More recently, in 2012’s Egypt: A Paltry Poultry Vaccine, a study conducted by the Virology department at St. Jude Children’s Research Hospital looked at the effectiveness of six commercially available H5 poultry vaccines deployed in Egypt, and found only one (based on a locally acquired H5N1 seed virus) actually appeared to offer protection.
Over the past 6 months roughly 180 Egyptians have contracted H5N1 from contact with infected poultry, and we’ve seen reports of large numbers of poultry outbreaks – even among previously vaccinated poultry (see Egypt H5N1: Poultry Losses Climbing, Prices Up 25%).
Poorly matched vaccines, often inconsistently or haphazardly applied, have increasingly been linked to driving vaccine-escape flu variants, and may be at least partially responsible for the sudden proliferation of new avian flu subtypes we’ve seen emerge over the past couple of years (H5N3, H5N5, H5N6, H5N8, H7N9, H10N8, etc. ).
Last November the EID Journal dispatch Subclinical Highly Pathogenic Avian Influenza Virus Infection among Vaccinated Chickens, China addressed these exact concerns (bolding mine):
HPAI mass vaccination played a crucial role in HPAI control in China. However, this study demonstrated multiple disadvantages of HPAI mass vaccination, which had been suspected (13,14). For example, this study showed that H5N1 subtype HPAI virus has evolved into multiple H5N2 genotypes, which are all likely vaccine-escape variants, suggesting that this virus can easily evolve into vaccine-escape variants.
This observation suggests that HPAI mass vaccination, which is highly effective in the beginning of an outbreak, may lose its effectiveness with time unless the vaccine strains are updated. Moreover, this study showed that vaccinated chicken flocks can be infected with vaccine-escape variants without signs of illness.
Last month, in Recombinant H5N2 Avian Influenza Virus Strains In Vaccinated Chickens, which stated in its cautionary discussion (bolding mine):
In this study, three H5N2 influenza virus strains isolated from chickens were identified as novel reassortants with a highly pathogenic viral genotype. Surprisingly, the affected birds had been vaccinated with killed influenza vaccines but still showed characteristic clinical symptoms of avian influenza and eventually died.
These results are in agreement with previous work indicating that AIVs can continue genetic evolution under vaccination pressure . Moreover, this study highlights the importance and necessity of periodic reformulation of the vaccine strain according to the strains circulating in the field in countries where vaccines are applied to control avian influenza.

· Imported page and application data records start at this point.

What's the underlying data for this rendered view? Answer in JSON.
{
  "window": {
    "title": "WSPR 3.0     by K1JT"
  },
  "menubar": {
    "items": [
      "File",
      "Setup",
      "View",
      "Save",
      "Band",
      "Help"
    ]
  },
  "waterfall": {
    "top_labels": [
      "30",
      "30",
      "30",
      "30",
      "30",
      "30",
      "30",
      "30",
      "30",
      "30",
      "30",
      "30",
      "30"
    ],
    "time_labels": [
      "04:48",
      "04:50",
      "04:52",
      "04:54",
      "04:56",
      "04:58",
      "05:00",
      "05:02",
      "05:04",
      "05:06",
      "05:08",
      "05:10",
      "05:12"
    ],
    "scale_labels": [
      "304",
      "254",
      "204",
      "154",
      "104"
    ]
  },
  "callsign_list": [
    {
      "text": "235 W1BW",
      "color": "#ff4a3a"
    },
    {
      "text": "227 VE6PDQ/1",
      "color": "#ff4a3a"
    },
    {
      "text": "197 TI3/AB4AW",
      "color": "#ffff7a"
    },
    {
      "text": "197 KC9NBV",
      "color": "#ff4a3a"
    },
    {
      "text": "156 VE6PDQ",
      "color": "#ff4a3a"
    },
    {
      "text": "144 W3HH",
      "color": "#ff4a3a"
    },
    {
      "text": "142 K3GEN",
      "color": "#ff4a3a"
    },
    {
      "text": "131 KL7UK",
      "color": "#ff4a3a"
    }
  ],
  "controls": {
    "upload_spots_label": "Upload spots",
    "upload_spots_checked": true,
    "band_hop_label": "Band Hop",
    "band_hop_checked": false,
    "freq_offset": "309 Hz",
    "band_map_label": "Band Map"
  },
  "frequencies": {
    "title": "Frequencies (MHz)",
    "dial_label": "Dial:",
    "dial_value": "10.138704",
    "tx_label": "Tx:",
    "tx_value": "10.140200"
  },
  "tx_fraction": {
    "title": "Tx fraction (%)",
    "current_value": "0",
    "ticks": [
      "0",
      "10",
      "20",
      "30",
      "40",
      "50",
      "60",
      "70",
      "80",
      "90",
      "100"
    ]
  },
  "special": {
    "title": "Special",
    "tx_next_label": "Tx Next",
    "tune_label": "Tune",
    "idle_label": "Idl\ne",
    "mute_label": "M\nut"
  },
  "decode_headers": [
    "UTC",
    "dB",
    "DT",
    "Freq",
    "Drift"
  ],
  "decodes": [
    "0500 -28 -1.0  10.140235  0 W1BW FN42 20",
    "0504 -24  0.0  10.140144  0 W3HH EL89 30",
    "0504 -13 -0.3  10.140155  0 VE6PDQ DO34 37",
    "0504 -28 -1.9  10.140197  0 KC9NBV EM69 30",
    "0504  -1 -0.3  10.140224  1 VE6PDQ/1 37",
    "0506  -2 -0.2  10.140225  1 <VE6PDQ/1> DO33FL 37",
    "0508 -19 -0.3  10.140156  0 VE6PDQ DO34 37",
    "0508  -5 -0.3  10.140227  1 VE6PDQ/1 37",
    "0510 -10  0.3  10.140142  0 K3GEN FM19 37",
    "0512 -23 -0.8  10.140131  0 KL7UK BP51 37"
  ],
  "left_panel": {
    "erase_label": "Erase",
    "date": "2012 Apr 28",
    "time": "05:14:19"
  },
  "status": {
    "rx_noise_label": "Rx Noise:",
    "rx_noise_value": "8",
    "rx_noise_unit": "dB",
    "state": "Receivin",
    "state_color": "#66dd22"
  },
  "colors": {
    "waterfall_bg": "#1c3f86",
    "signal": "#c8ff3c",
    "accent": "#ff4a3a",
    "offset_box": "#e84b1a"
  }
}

One can’t know how things would have played out in Egypt or China had they not elected to rely so heavily on H5 avian flu vaccines, but there is enough evidence of a long-term downside to give one at least a little pause.
The USDA has always focused on prevention and containment when it comes to H5 and H7 avian flu in this country, and it is pretty obvious they would rather not to have to go down the avian flu vaccine path if they can avoid it.
One obvious economic downside is that vaccinated poultry may not be readily accepted by foreign markets, since it hinders testing for the virus.
But given the speed of H5’s spread this winter and its potential impact on the poultry industry, new strategies must at least be explored and considered, even those that have some potential downside to them.
Given the less-than-sterling outcomes we’ve seen in China and Egypt with their poultry vaccination schemes – and the difficulty of `exiting’ once embarking down that vaccine road – the USDA will have a lot they must consider before deciding on whether and what to recommend regarding the use of avian flu vaccines here in the United States.